2 By contrast, that was not the case for subscribers who had opted for payment by direct debit or by credit card.
3 Directive 2007/64/EC of the European Parliament and of the Council of 13 November 2007 on payment services in the internal market amending Directives 97/7/EC, 2002/65/EC, 2005/60/EC and 2006/48/EC and repealing Directive 97/5/EC (OJ 2007 L 319, p.1).
4 According to settled case-law, the interpretation which the Court, in preliminary ruling proceedings, gives to a rule of European Union law clarifies and defines the meaning and scope of that rule as it must be, or ought to have been, understood and applied from the time of its entry into force. It follows that the rule as thus interpreted may and must be applied by the courts to legal relationships arising and established before the judgment ruling on the request for interpretation, provided that in other respects the conditions for bringing before the courts having jurisdiction an action relating to the application of that rule are satisfied.

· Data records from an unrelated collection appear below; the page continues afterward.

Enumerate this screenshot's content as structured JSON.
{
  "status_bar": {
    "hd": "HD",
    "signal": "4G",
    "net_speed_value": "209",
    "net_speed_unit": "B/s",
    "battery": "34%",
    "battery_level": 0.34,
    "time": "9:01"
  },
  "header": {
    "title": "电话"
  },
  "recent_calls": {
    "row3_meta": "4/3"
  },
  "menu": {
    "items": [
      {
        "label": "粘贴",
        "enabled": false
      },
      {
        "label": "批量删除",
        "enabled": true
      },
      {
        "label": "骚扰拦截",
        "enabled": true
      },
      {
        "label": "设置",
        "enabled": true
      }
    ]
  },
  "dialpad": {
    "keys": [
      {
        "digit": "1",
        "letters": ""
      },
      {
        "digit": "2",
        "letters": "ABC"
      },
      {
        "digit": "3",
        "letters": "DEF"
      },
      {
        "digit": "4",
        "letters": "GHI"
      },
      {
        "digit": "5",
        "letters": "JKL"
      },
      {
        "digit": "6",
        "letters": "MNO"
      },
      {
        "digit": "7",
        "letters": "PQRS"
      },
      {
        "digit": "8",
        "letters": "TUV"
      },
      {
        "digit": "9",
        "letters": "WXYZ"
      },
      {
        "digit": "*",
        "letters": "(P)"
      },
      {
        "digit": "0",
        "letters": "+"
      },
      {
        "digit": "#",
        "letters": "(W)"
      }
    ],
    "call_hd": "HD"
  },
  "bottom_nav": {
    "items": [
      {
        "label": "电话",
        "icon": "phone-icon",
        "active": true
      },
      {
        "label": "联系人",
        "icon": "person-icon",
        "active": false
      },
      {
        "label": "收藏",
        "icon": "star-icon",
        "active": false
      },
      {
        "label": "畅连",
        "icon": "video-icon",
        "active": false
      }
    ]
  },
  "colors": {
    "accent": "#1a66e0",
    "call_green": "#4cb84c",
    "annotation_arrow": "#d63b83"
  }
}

Court of Justice of the European Union, PRESS RELEASE No 55/14, Luxembourg, 9 April 2014